With the theme “Exergy: Radiating the Culture of Excellence Across Generations”, the Philippine Institute of Chemical Engineers (PIChE) held its 80th National Convention at Crowne Plaza Manila Galleria, Quezon City last February 27-March 2, 2019. 1,300 Filipino chemical engineers from the industry, academe, and government convened to update industry technologies and curriculum developments in order to grow businesses and expand opportunities as shared by experts from various fields. It was my first time to attend a PIChE convention and if it were not for the Continuing Professional Development (CPD) units which I badly need for my license renewal next year, I would not have gone to. The convention was so brain draining of too much information overload that I ended up mentally exhausted after every plenary session.
To start with, guest speaker Prof. Shuichi Yamamoto of Japan talked about his Yamamoto Model which makes use of both transport phenomena and the recognition of biomolecules in chromatography. This separation technique has proven to be useful in protein drug purification processes in biotech industry worldwide. During his talk, Prof. Yamamoto showed the very complicated derivation and integration of his equations. Too much calculus was used that it wracked my brain cells!
Next was Day 2 when we tackled all about climate change mitigation. To be honest, I learned to love this part because being a Lasallian has taught me to become an environmentalist. From the Special Report on global warming released by Intergovernmental Panel on Climate Change (IPCC) in October 2018, a 1.50C instead of 2.00C increase in temperature is “possible within the laws of chemistry and physics”. However, this trend of temperature increase still posts risks to health, livelihood, food, and water security. Concrete actions and steps such as saving energy were given to inspire us to gear towards climate change mitigation or adaptation.

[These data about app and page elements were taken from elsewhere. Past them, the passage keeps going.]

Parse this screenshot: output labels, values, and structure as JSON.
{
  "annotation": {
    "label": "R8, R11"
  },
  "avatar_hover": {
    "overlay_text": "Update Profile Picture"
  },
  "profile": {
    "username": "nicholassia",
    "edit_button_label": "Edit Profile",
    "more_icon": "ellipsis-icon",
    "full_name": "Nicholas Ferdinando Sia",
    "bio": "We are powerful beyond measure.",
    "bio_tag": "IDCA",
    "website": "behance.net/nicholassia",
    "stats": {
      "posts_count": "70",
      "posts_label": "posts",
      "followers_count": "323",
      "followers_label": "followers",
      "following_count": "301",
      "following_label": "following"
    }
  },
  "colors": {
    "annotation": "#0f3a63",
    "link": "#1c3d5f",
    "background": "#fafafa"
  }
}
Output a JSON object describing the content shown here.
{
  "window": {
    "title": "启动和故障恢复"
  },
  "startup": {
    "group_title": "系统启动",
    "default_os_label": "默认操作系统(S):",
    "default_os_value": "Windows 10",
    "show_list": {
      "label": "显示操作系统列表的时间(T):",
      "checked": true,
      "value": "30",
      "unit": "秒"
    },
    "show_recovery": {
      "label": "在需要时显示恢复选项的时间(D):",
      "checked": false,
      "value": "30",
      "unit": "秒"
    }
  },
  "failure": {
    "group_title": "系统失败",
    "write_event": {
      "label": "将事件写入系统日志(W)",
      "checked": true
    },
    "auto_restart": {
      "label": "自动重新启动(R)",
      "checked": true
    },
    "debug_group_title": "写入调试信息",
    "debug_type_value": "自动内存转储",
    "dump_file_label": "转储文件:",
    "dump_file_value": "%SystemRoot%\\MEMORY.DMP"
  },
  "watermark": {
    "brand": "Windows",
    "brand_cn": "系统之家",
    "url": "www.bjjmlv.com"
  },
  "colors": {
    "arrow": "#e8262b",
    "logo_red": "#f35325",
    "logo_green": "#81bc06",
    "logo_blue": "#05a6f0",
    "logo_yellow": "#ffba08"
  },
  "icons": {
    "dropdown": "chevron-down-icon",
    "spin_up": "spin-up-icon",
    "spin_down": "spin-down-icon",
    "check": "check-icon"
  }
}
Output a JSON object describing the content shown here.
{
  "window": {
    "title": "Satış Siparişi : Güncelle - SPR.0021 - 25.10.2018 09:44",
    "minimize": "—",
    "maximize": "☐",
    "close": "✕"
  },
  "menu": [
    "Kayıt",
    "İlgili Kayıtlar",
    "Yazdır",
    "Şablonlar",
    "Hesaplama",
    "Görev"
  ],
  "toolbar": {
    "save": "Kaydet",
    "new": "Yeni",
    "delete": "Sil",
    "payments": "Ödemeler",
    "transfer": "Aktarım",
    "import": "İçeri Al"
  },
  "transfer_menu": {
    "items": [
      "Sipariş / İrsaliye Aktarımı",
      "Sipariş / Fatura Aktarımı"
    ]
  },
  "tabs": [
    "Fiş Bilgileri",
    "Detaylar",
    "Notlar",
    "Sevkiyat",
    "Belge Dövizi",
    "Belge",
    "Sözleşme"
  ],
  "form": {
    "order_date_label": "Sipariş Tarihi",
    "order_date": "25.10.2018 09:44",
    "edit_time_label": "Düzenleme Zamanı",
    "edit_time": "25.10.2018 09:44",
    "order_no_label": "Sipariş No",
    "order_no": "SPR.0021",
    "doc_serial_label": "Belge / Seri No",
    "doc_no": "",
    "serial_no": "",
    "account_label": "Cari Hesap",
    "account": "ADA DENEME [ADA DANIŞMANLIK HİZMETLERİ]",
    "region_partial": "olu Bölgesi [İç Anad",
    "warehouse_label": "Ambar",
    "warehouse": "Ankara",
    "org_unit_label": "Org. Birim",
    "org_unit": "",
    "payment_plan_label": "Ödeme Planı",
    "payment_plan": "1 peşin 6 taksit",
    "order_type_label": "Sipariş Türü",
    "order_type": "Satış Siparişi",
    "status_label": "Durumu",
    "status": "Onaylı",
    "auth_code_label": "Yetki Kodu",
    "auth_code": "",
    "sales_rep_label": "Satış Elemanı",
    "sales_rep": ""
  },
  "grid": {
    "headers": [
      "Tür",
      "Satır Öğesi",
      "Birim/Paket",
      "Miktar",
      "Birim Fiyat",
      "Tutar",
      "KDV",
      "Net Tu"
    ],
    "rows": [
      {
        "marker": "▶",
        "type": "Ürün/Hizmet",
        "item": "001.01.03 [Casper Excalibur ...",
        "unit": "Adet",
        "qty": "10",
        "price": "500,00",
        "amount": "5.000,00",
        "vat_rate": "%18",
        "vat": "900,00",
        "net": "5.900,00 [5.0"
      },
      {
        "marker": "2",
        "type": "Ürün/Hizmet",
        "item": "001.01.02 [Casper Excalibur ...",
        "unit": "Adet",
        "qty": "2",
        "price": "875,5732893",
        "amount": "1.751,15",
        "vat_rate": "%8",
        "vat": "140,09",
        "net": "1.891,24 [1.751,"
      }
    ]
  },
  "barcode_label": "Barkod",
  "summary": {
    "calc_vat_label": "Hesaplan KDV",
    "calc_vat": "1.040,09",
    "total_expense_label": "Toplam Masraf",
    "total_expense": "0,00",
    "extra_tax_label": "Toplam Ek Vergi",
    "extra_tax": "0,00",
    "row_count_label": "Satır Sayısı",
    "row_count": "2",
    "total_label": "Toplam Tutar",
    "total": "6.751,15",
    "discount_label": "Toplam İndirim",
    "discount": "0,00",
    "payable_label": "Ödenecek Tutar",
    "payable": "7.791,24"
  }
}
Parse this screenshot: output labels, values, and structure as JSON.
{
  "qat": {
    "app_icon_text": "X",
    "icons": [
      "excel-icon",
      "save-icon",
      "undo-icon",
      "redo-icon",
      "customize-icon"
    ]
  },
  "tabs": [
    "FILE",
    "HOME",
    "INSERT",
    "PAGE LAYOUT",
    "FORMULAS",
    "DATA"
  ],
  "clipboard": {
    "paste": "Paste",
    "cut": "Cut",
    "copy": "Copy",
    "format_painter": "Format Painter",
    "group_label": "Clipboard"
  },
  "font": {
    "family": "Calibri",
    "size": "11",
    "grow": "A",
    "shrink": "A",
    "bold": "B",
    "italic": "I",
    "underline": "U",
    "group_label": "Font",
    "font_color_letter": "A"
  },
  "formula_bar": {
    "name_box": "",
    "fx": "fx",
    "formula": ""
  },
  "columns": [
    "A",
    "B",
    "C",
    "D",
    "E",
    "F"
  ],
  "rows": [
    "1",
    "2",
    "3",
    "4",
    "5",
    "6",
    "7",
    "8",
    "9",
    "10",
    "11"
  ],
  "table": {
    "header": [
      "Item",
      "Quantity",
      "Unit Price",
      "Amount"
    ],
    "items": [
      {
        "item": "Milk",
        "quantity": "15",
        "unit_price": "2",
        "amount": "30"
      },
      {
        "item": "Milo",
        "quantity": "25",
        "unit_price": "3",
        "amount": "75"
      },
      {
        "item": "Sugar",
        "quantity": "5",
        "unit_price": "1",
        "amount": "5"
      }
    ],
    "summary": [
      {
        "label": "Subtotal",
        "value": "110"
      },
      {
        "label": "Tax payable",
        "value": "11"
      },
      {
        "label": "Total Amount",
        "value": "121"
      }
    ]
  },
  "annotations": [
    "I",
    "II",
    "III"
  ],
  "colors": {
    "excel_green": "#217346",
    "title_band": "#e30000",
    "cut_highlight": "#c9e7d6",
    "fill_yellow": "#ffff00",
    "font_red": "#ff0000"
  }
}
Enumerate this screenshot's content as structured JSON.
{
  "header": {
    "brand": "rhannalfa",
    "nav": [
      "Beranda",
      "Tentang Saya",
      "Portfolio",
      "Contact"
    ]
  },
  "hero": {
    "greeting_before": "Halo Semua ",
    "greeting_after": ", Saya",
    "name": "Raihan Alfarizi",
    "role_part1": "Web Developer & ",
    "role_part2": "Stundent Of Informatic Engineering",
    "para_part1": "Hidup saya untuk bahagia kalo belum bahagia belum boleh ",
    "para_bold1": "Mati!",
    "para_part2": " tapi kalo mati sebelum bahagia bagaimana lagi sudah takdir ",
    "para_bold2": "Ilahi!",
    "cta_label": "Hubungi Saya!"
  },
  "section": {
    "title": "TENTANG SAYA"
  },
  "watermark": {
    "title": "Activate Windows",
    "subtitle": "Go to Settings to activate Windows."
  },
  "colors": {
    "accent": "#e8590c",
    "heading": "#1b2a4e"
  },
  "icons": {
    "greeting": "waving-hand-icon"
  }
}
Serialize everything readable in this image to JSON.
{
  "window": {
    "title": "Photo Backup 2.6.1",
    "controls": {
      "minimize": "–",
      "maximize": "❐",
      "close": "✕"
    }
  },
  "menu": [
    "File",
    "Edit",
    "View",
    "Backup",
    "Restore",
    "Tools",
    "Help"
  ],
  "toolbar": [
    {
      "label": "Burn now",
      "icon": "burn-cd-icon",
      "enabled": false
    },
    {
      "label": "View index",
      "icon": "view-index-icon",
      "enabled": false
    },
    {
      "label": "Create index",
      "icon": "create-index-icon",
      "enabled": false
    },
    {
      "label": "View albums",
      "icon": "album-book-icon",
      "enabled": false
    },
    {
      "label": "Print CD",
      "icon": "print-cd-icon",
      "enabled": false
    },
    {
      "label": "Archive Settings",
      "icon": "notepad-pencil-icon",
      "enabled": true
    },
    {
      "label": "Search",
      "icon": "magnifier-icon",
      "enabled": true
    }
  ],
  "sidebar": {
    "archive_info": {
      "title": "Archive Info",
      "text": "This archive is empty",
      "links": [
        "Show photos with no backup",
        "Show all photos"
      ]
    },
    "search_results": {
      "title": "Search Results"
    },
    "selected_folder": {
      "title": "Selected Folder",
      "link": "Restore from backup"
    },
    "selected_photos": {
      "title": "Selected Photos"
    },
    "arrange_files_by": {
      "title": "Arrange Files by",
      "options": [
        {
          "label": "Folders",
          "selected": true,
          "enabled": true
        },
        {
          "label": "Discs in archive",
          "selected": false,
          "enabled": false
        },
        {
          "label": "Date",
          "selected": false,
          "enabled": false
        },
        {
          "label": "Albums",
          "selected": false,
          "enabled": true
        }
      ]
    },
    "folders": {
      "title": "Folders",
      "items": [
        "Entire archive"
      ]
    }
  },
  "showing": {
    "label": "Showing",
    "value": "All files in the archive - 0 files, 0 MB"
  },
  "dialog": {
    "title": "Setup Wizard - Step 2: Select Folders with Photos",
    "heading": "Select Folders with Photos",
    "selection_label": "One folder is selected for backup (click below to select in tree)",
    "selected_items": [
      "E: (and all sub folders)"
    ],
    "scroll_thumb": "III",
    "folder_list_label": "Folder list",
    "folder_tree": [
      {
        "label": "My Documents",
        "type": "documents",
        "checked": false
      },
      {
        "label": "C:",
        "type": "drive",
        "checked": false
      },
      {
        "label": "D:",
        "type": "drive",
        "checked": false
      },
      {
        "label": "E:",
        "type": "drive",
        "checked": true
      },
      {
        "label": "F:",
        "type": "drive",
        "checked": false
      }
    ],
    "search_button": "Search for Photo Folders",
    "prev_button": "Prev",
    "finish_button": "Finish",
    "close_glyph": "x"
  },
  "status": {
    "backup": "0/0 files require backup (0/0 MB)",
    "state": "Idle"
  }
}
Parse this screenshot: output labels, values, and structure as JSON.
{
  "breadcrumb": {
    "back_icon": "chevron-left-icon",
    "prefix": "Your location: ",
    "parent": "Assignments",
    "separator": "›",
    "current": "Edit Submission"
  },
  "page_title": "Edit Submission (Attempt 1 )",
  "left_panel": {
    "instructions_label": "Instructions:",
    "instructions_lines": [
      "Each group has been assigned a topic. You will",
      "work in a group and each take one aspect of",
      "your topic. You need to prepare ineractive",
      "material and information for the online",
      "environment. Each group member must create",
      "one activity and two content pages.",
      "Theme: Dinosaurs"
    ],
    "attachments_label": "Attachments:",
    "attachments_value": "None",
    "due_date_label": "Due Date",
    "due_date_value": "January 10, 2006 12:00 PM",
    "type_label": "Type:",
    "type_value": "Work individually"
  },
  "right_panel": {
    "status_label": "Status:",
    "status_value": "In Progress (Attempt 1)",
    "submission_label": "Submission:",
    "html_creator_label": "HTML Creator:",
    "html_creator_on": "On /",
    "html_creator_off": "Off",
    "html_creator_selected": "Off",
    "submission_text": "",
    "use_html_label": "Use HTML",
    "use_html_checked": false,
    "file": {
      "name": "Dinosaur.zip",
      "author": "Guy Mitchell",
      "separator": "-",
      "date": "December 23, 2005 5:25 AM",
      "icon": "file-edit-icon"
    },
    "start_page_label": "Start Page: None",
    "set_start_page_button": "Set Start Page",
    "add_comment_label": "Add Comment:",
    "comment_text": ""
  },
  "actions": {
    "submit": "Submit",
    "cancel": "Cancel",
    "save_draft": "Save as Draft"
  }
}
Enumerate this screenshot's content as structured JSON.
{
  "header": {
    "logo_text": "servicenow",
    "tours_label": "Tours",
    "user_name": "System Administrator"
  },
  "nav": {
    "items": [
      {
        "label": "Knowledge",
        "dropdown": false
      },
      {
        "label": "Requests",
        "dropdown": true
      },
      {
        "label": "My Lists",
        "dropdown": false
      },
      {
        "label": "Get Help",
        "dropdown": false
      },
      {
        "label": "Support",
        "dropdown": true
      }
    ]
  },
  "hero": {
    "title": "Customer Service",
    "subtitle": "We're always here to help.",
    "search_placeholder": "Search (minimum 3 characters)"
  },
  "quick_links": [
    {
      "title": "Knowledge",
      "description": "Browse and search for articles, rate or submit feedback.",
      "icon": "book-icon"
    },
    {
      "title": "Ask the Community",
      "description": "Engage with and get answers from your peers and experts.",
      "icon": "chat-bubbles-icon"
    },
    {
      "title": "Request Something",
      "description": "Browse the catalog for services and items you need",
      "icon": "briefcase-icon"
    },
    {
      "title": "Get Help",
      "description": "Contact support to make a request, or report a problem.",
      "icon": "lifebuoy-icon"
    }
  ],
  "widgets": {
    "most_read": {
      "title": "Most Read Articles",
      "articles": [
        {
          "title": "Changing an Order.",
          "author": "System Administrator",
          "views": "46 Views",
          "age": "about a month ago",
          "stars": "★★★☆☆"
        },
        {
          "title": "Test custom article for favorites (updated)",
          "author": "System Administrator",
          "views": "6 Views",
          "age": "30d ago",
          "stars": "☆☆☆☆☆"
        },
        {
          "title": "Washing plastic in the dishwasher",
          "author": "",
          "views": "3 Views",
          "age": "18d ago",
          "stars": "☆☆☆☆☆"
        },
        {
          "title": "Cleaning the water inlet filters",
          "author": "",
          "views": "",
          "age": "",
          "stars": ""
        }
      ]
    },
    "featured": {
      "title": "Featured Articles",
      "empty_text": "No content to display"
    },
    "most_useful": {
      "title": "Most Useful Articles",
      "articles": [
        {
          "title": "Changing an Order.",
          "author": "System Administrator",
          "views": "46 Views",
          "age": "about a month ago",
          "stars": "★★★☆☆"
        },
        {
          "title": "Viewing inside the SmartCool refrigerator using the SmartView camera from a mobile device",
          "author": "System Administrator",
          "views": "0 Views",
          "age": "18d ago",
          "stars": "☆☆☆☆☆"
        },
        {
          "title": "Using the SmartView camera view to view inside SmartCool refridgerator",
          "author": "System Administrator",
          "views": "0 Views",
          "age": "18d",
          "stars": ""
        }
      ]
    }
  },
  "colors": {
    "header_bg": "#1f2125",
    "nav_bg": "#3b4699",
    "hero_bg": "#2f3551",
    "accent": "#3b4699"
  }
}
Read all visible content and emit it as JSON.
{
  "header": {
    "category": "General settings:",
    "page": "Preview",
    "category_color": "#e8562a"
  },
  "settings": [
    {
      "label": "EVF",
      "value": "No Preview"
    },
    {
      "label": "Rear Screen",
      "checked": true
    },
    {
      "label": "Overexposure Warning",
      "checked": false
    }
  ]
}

Finally, Day 3 came when I heard about Lean Six Sigma. It is a method of improving work performance by removing waste and reducing variation systematically on a collaborative team effort. This seeks to improve the quality of process outputs by also identifying and removing the causes of errors. In this regard, wastes are being minimized if we are wise enough in determining where it would come from. For more information about Lean Six Sigma, you may drop by Engr. Jodl Gayatin’s website here.
And what I learned most from the convention? I now fully understand who chemical engineers are! Dubbed as the universal engineers, we chemical engineers make, break, and make! We make new products for the convenience of mankind. We break mankind by the adverse effects of our products as well as the environment. Then we also make solutions in order to solve the problems we’ve caused! So I think this is just so me in my teaching profession. I make rules in the classroom that should be strictly implemented especially in the laboratory classes. Then I break my students’ feelings and gusto for learning if they fail to submit to my rules by giving them consequences of their actions. So I also make some compromises not to please them but to be fair for both parties, me as teacher and them as students for I am only human like them. With this, I do hope I’m radiating the culture of excellence across generations as I train my students in achieving equilibrium as exergy has it for their holistic success.
So with all the complexities in life just like the Yamamoto Model, let’s just make things simple and live simply to make climate change less severe, eliminating unnecessary variables through the guiding principles of Lean Six Sigma, for one breath at a time, leading to a more meaningful life! With God as our beacon, we leave not only footprints to this world but also heartprints no matter how intellectual we’d try to get! As what King Solomon said, meaningless, meaningless, everything is just a chasing after the wind!